“No Greening without Adult Learning and Education!” was an associated event with the Stockholm+50 conference of the United Nations.
MEP Sirpa Pietikäinen opened the webinar with a powerful message to the audience:
We are in a major paradigm shift. We need to understand that we are part of nature and totally dependent on it. We need to understand that this new way of living means a better future for all of us. We need better ecological skills. The change we need to initiate is a Copernican change.
MEP Sirpa Pietikäinen addressed the audience with the powerful message that we need to act now.
She stressed the need for urgent action for climate justice and sustainable development:
We cannot wait another twenty to thirty years for a new well-educated, enlightened generation to pave the way towards sustainable development. We need to act now!
Transformative learning is needed to develop an understanding of the causes of the climate crisis, and to empower people around the world to act together
Katarina Popovic, Secretary-General of the International Council for Adult Education, introduced the topic of adult education and greening. Referring to a recent message of António Guterres, Secretary-General of the United Nations, she stressed the urgency of the issue:
We need transformative learning when we talk about greening!
She emphasised that transformative adult learning and education (ALE) is not only about responding to and mitigating the impacts of the climate crisis, but also about developing an understanding of the causes of the crisis and the global political architecture. ALE can empower people around the world to have a voice and act together:
For many people in the world, their fight against the climate is a matter of existence, and often the decisions are in the hands of others. In these cases, greening becomes active citizen action. For this, we need new approaches and new methods.
Jannie Staffansson from the Sami community in Northern Finland and Sweden emphasised the need for a holistic approach and practical solutions to climate change.
In short, thought-provoking statements, speakers from Colombia, the Sami people and South Africa told webinar participants about the impacts of climate change in their regions and about actions for climate justice through ALE. They agreed that it is essential that we listen to indigenous peoples and other disadvantaged communities and their struggle to continue their lives and livelihoods within the changing environment and climate, reiterating that we should take a holistic approach to our actions.
Connecting people with nature for collective action
In the roundtable discussion with key experts on climate-related learning, transformative action and ALE, Nevenka Bogataj from the Slovenian Institute for Adult Education said:
ALE has the power to connect people with nature and the wisdom of the past with the community of the future. This should be the mission of ALE today.
She acknowledged, however, that there are a lot of problems to solve at the same time and that some problem-solving approaches get in the way of others or are the opposite of them altogether.

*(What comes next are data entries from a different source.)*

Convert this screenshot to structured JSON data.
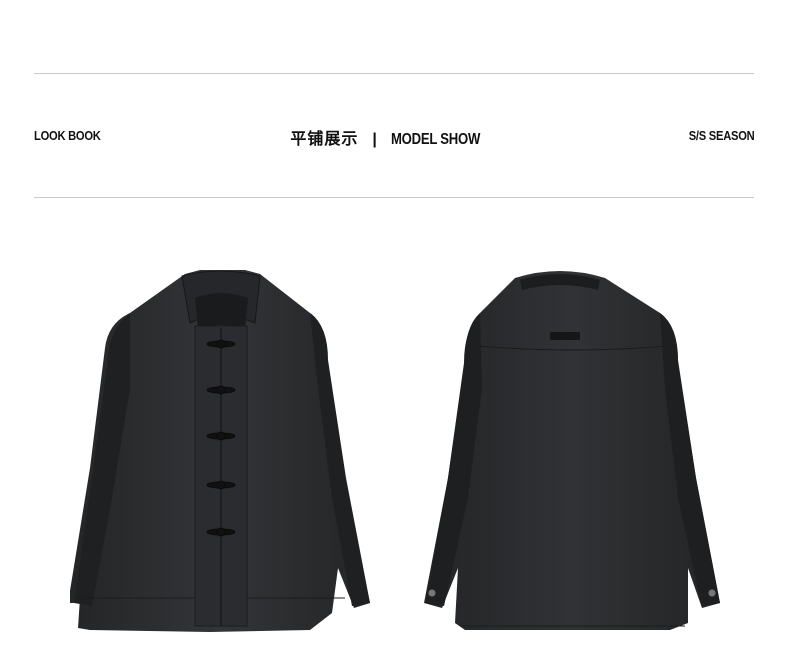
{
  "header": {
    "left_label": "LOOK BOOK",
    "center_cn": "平铺展示",
    "center_separator": "|",
    "center_en": "MODEL SHOW",
    "right_label": "S/S SEASON"
  },
  "images": {
    "front": "jacket-front-photo",
    "back": "jacket-back-photo"
  },
  "colors": {
    "background": "#ffffff",
    "rule": "#c9c9c9",
    "garment": "#2f3032"
  }
}
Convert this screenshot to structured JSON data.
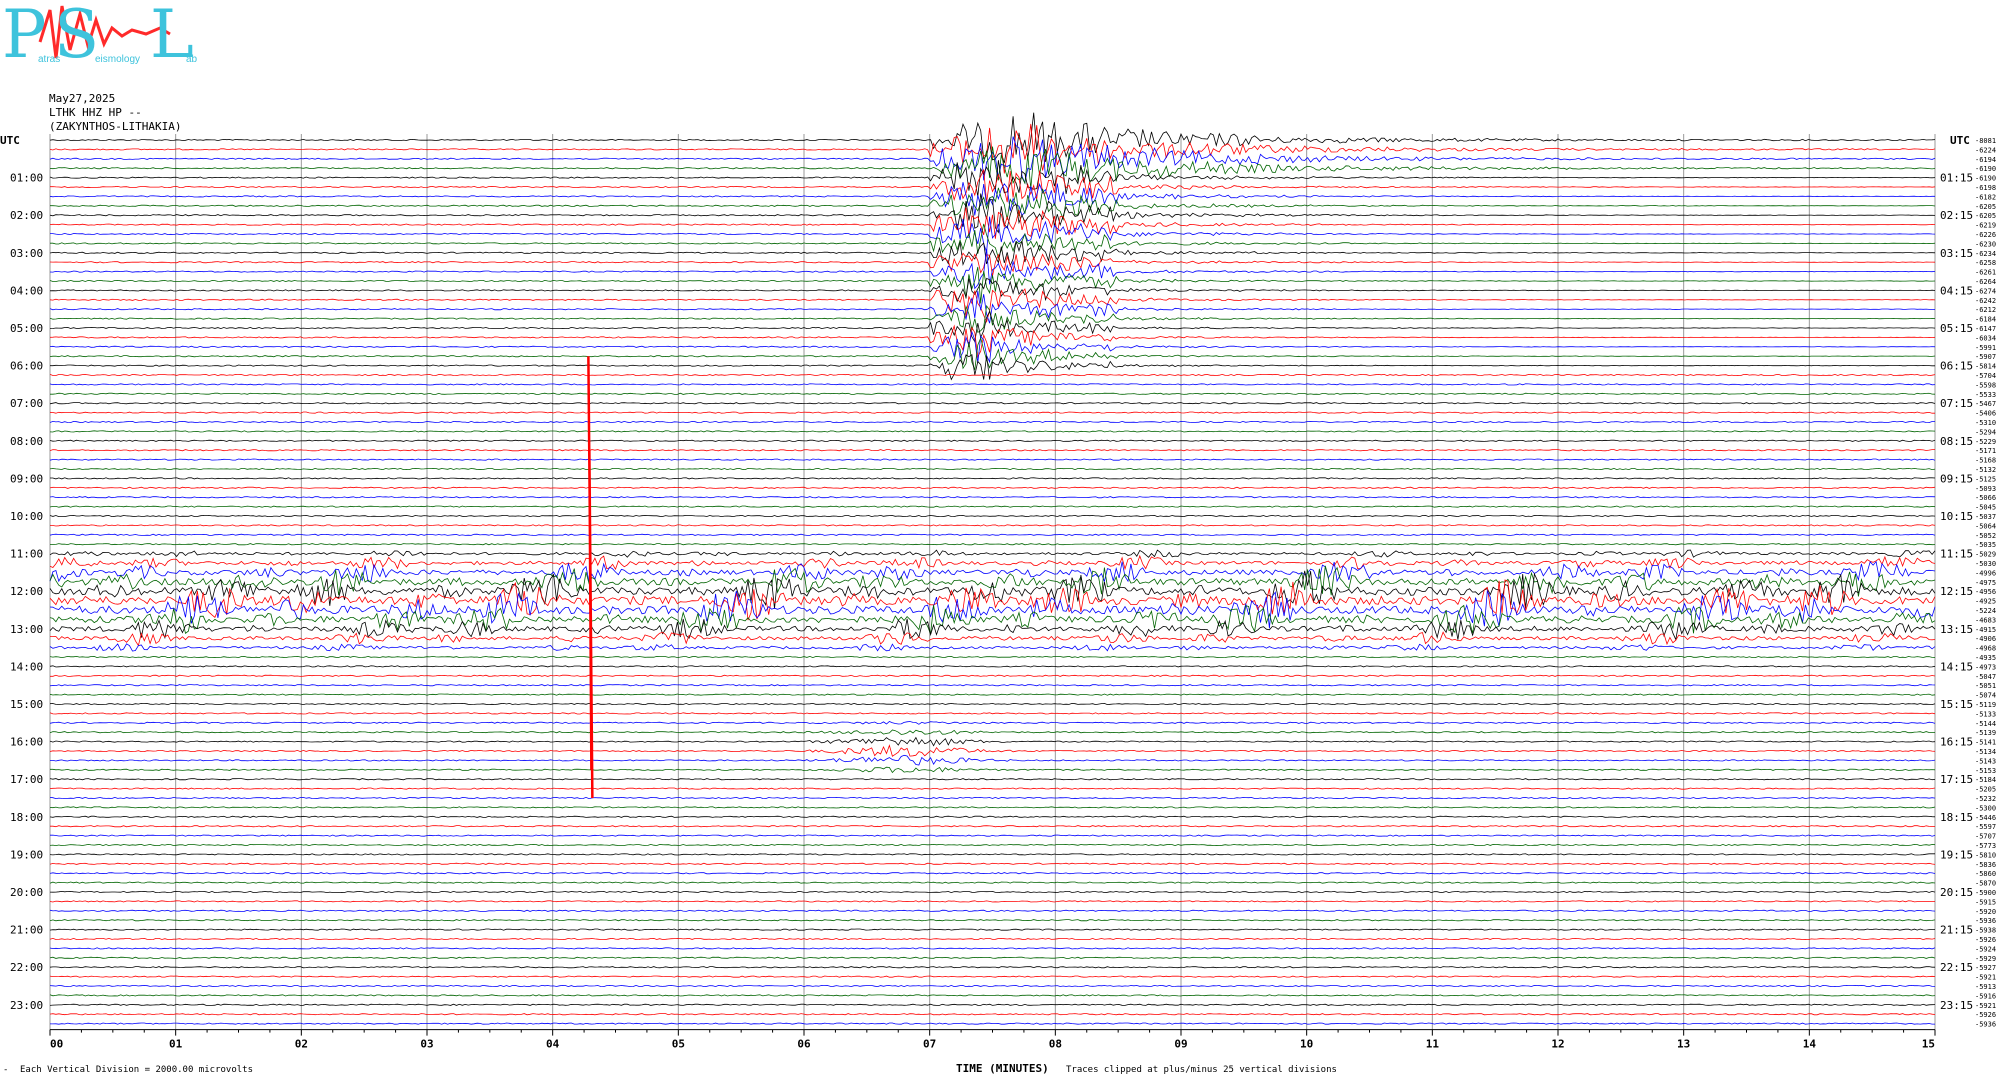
{
  "logo": {
    "letters": [
      "P",
      "S",
      "L"
    ],
    "small_texts": [
      "atras",
      "eismology",
      "ab"
    ],
    "color": "#3ec3dc"
  },
  "header": {
    "date": "May27,2025",
    "station": "LTHK HHZ HP --",
    "location": "(ZAKYNTHOS-LITHAKIA)"
  },
  "left_axis_title": "UTC",
  "right_axis_title": "UTC",
  "footer": {
    "marker": "-",
    "vertical_division": "Each Vertical Division = 2000.00 microvolts",
    "x_axis_title": "TIME (MINUTES)",
    "clip_note": "Traces clipped at plus/minus 25 vertical divisions"
  },
  "chart_data": {
    "type": "line",
    "title": "",
    "xlabel": "TIME (MINUTES)",
    "xlim": [
      0,
      15
    ],
    "x_ticks": [
      "00",
      "01",
      "02",
      "03",
      "04",
      "05",
      "06",
      "07",
      "08",
      "09",
      "10",
      "11",
      "12",
      "13",
      "14",
      "15"
    ],
    "left_hour_labels": [
      "01:00",
      "02:00",
      "03:00",
      "04:00",
      "05:00",
      "06:00",
      "07:00",
      "08:00",
      "09:00",
      "10:00",
      "11:00",
      "12:00",
      "13:00",
      "14:00",
      "15:00",
      "16:00",
      "17:00",
      "18:00",
      "19:00",
      "20:00",
      "21:00",
      "22:00",
      "23:00"
    ],
    "right_hour_labels": [
      "01:15",
      "02:15",
      "03:15",
      "04:15",
      "05:15",
      "06:15",
      "07:15",
      "08:15",
      "09:15",
      "10:15",
      "11:15",
      "12:15",
      "13:15",
      "14:15",
      "15:15",
      "16:15",
      "17:15",
      "18:15",
      "19:15",
      "20:15",
      "21:15",
      "22:15",
      "23:15"
    ],
    "trace_colors": [
      "#000000",
      "#ff0000",
      "#0000ff",
      "#006400"
    ],
    "traces_per_hour": 4,
    "trace_minutes": 15,
    "trace_offsets": [
      "-8081",
      "-6224",
      "-6194",
      "-6190",
      "-6190",
      "-6198",
      "-6182",
      "-6205",
      "-6205",
      "-6219",
      "-6226",
      "-6230",
      "-6234",
      "-6258",
      "-6261",
      "-6264",
      "-6274",
      "-6242",
      "-6212",
      "-6184",
      "-6147",
      "-6034",
      "-5991",
      "-5907",
      "-5814",
      "-5704",
      "-5598",
      "-5533",
      "-5467",
      "-5406",
      "-5310",
      "-5294",
      "-5229",
      "-5171",
      "-5168",
      "-5132",
      "-5125",
      "-5093",
      "-5066",
      "-5045",
      "-5037",
      "-5064",
      "-5052",
      "-5035",
      "-5029",
      "-5030",
      "-4996",
      "-4975",
      "-4956",
      "-4925",
      "-5224",
      "-4683",
      "-4915",
      "-4906",
      "-4968",
      "-4935",
      "-4973",
      "-5047",
      "-5051",
      "-5074",
      "-5119",
      "-5133",
      "-5144",
      "-5139",
      "-5141",
      "-5134",
      "-5143",
      "-5153",
      "-5184",
      "-5205",
      "-5232",
      "-5300",
      "-5446",
      "-5597",
      "-5707",
      "-5773",
      "-5810",
      "-5836",
      "-5860",
      "-5870",
      "-5900",
      "-5915",
      "-5920",
      "-5936",
      "-5938",
      "-5926",
      "-5924",
      "-5929",
      "-5927",
      "-5921",
      "-5913",
      "-5916",
      "-5921",
      "-5926",
      "-5936"
    ],
    "events": [
      {
        "label": "large earthquake",
        "trace_start": 0,
        "trace_end": 24,
        "start_minute": 7.0,
        "peak_minute": 7.5,
        "end_minute": 14.9,
        "color": "#000000"
      },
      {
        "label": "noise burst",
        "trace_start": 44,
        "trace_end": 54,
        "start_minute": 0.1,
        "end_minute": 15.0,
        "color": "mixed"
      },
      {
        "label": "red spike",
        "trace_start": 23,
        "trace_end": 70,
        "minute": 4.3,
        "color": "#ff0000"
      },
      {
        "label": "green burst",
        "trace_start": 62,
        "trace_end": 67,
        "start_minute": 6.0,
        "end_minute": 7.7,
        "color": "#006400"
      }
    ],
    "vertical_division_microvolts": 2000.0,
    "clip_divisions": 25,
    "grid": true
  }
}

A roundtable discussion, moderated by former Swedish Minister for Education Gustav Fridolin, brought together Assistant Professor Fergal Finnegan, Maynooth University, Dr Nevenka Bogataj, Slovenian Institute for Adult Education, and former Finnish President, Tarja Halonen.
Fergal Finnegan, Assistant Professor at Maynooth University, said that lifelong learning has a unique potential to address the challenges of the ecological transition. ALE can trigger collective, democratic action to make this planet livable for all:
Climate learning is about agency, that is, personal and political agency: reading the world and acting on it.
Tarja Halonen, former President of Finland, said that the active role of adult citizens is too often neglected and that ALE plays a crucial role in equipping all citizens with attitudes, competencies and skills for climate-resilient development. She said that Finland is working on the implementation of a national roadmap for the 2030 Agenda:
The 17 Sustainable Development Goals are like a house with 17 doors. ALE can open all the doors.
Holistic approach needed to address the multiple crises
In a discussion with the audience, moderated by Gustav Fridolin, former Swedish Minister for Education, the participants agreed that adult educators have a very important role to play in raising awareness about the climate crisis and climate justice. One of the participants also argued that the war in Ukraine and the related energy crisis in Europe should not be an excuse for the political level to turn away from environmental goals again. Instead, environmental education must be linked to reconstruction and peace education. Education for climate justice needs to look closely at general injustices and understand sustainable environmental development in a wider context.
Shirley Walters, Professor at University of Western Cape South-Africa, shared with all participants information on the South African Climate Justice Charter, which was developed with civil society over a 5-year period and offers a holistic view of climate justice. This resource is free to use.